Because the solid pre-cast polymer concrete base will maintain structural integrity without requiring grout, many potential installation errors can be avoided.
Stilt mounting a polymer concrete assembly takes advantage of the structural stability of the mounting surface while allowing the equipment to react to the forces and moments of the piping system.
Polymer concrete materials also offer low levels of heat conduction, act as an excellent electrical insulator, are non-magnetic and resist water absorption. Mechanical properties are suitable for most indoor-outdoor environments found in process industries.

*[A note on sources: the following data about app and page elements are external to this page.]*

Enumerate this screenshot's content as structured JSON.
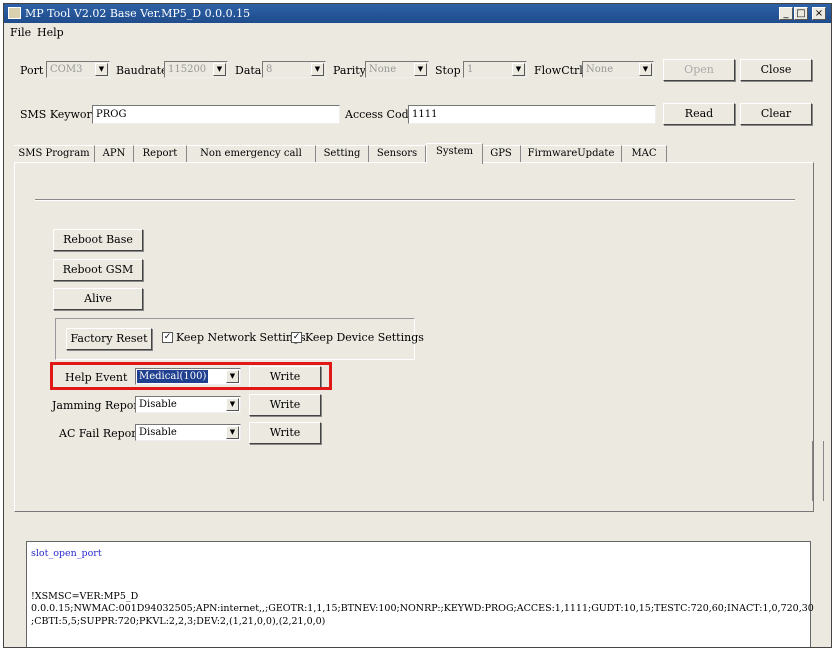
{
  "window": {
    "title": "MP Tool V2.02  Base Ver.MP5_D 0.0.0.15"
  },
  "menu": {
    "file": "File",
    "help": "Help"
  },
  "serial": {
    "port_label": "Port",
    "port_value": "COM3",
    "baudrate_label": "Baudrate",
    "baudrate_value": "115200",
    "data_label": "Data",
    "data_value": "8",
    "parity_label": "Parity",
    "parity_value": "None",
    "stop_label": "Stop",
    "stop_value": "1",
    "flowctrl_label": "FlowCtrl",
    "flowctrl_value": "None",
    "open_label": "Open",
    "close_label": "Close"
  },
  "sms": {
    "keyword_label": "SMS Keyword",
    "keyword_value": "PROG",
    "access_label": "Access Code",
    "access_value": "1111",
    "read_label": "Read",
    "clear_label": "Clear"
  },
  "tabs": [
    "SMS Program",
    "APN",
    "Report",
    "Non emergency call",
    "Setting",
    "Sensors",
    "System",
    "GPS",
    "FirmwareUpdate",
    "MAC"
  ],
  "active_tab": "System",
  "system": {
    "reboot_base": "Reboot Base",
    "reboot_gsm": "Reboot GSM",
    "alive": "Alive",
    "factory_reset": "Factory Reset",
    "keep_network": "Keep Network Settings",
    "keep_device": "Keep Device Settings",
    "keep_network_checked": true,
    "keep_device_checked": true,
    "help_event_label": "Help Event",
    "help_event_value": "Medical(100)",
    "jamming_label": "Jamming Report",
    "jamming_value": "Disable",
    "acfail_label": "AC Fail Report",
    "acfail_value": "Disable",
    "write_label": "Write"
  },
  "log": {
    "line1": "slot_open_port",
    "line2": "!XSMSC=VER:MP5_D",
    "line3": "0.0.0.15;NWMAC:001D94032505;APN:internet,,;GEOTR:1,1,15;BTNEV:100;NONRP:;KEYWD:PROG;ACCES:1,1111;GUDT:10,15;TESTC:720,60;INACT:1,0,720,30",
    "line4": ";CBTI:5,5;SUPPR:720;PKVL:2,2,3;DEV:2,(1,21,0,0),(2,21,0,0)",
    "link_color": "#2a2ad0"
  }
}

Chemtrade Logistics operates a sulfuric acid regeneration facility in Toledo, Ohio, with more than 96 process pumps in service. Four years ago, its annual seal replacements were in the range of eight to 10 per month. A concentrated program was initiated to focus on both equipment alignment and vibration reduction.
The first step was to ensure a reliable foundation. The facility made numerous upgrades to convert to polymer concrete baseplates. The material is impervious to the acid, and installers who used the threaded leveling inserts were impressed at how easily they could use a minimal amount of thin-set grout material to adhere the new base to the existing concrete pad. Minimal surface prep was only required on the concrete pad.
The team completed proper alignment between pump and motor shafts according to the pump manufacturer's recommendations, not the coupling manufacturer's, which typically allow for successful coupling operation at much larger tolerances. While upgrading baseplates, the installation team took care to eliminate excessive forces and moments in the piping, install expansion joints and ensure a minimum of five pipe diameters of straight piping preceding the pump.
Accurate equipment hole locations along with an extremely flat mounting surface made Bluetooth-enabled precision laser alignment quick and easy. Quarterly, handheld, five-point vibration monitoring confirmed and reinforced all foundation and equipment mounting changes that were made.
After completion of these upgrades, seal life increased dramatically. The change-out dropped from a monthly average of between eight and 10 units to between 0.5 and one. The plant realized sizeable reduction in seal cost and was able to shift labor to other critical areas.
Chemtrade Logistics is continuing its evaluation and replacement of baseplates in conjunction with proper alignment techniques.
A department emphasis has been placed on precision maintenance training to continually reinforce these solid plant practices.